This statement was delivered to the democratic side of the House Antitrust Subcommittee upon invitation on July 17, 2020 in the committee’s preparation for the forthcoming July 27, 2020 showdown with the Big Tech CEOs.
Two years ago, we got the audacious idea to take on Google, Microsoft, and Verizon to provide a new, fresh alternative to their email services. It’s been about 16 years since people were last excited about getting a new email address – Gmail was introduced in 2004 – and frankly, it shows. These legacy services have been virtually devoid of innovation for over a decade.
And why wouldn’t they be! They’ve already captured the market. Between Gmail, owned by Google, Hotmail/Outlook, owned by Microsoft, and AOL Mail/Yahoo Mail, owned by Verizon, you have about 85% of the US email market captured by three players. And out of that, Gmail alone is about 55 percentage points.
But! Despite this near-total capture by big tech, the underlying protocol of email is still just barely free and open. You don’t have to ask anyone’s permission to make a new email service. (Or so we thought.)

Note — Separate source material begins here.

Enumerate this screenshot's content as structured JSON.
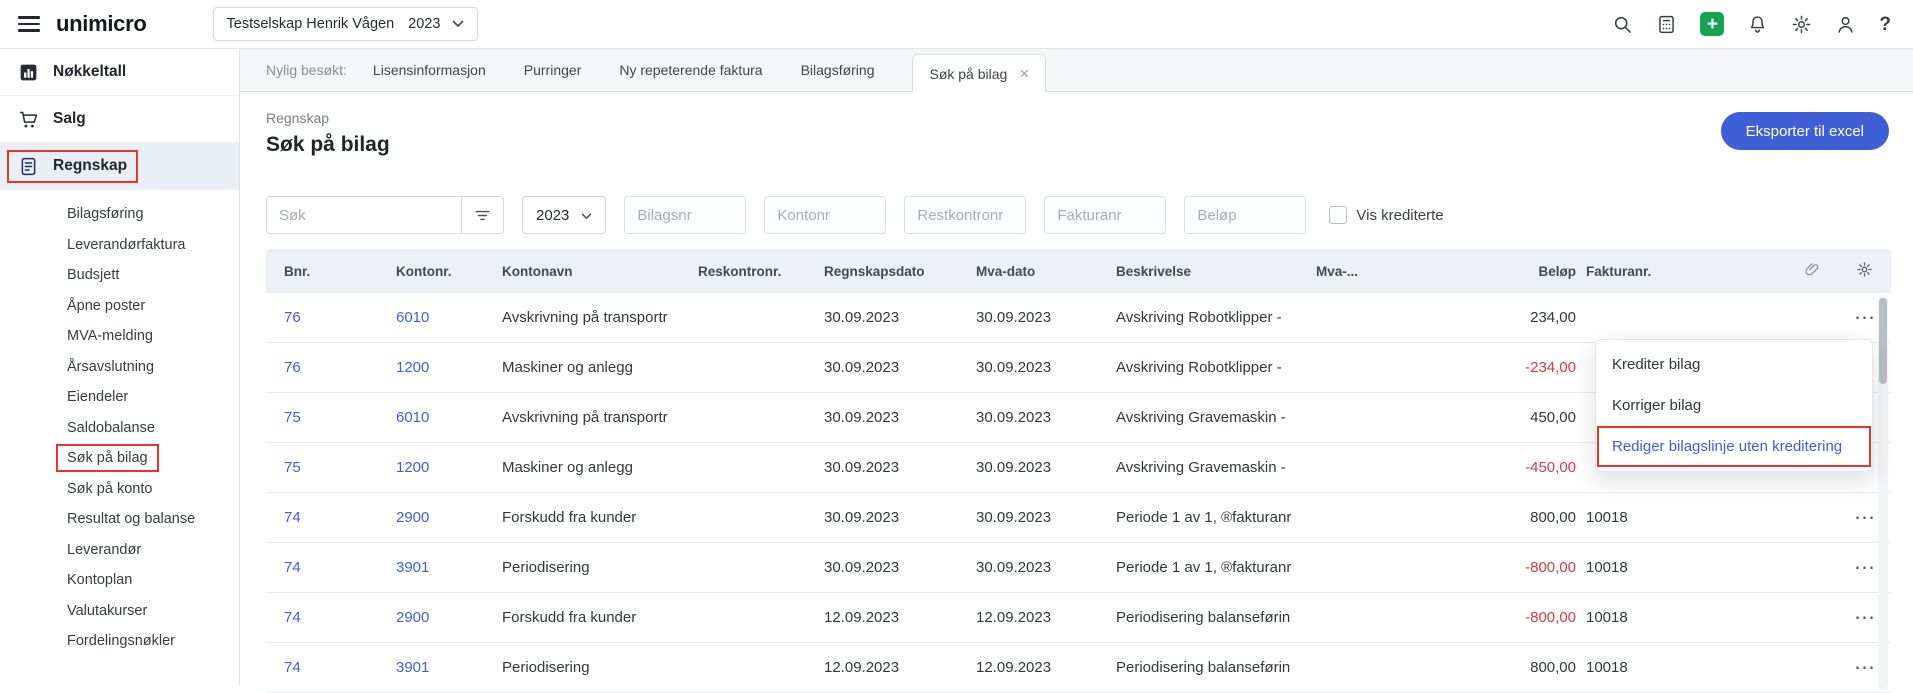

Fast forward millions of dollars in investment to June 15, 2020, which was the day we opened the doors to our new email service, and were met by every entrepreneur’s dream: amazing reviews and customers tripping over themselves to signup and pay for our product.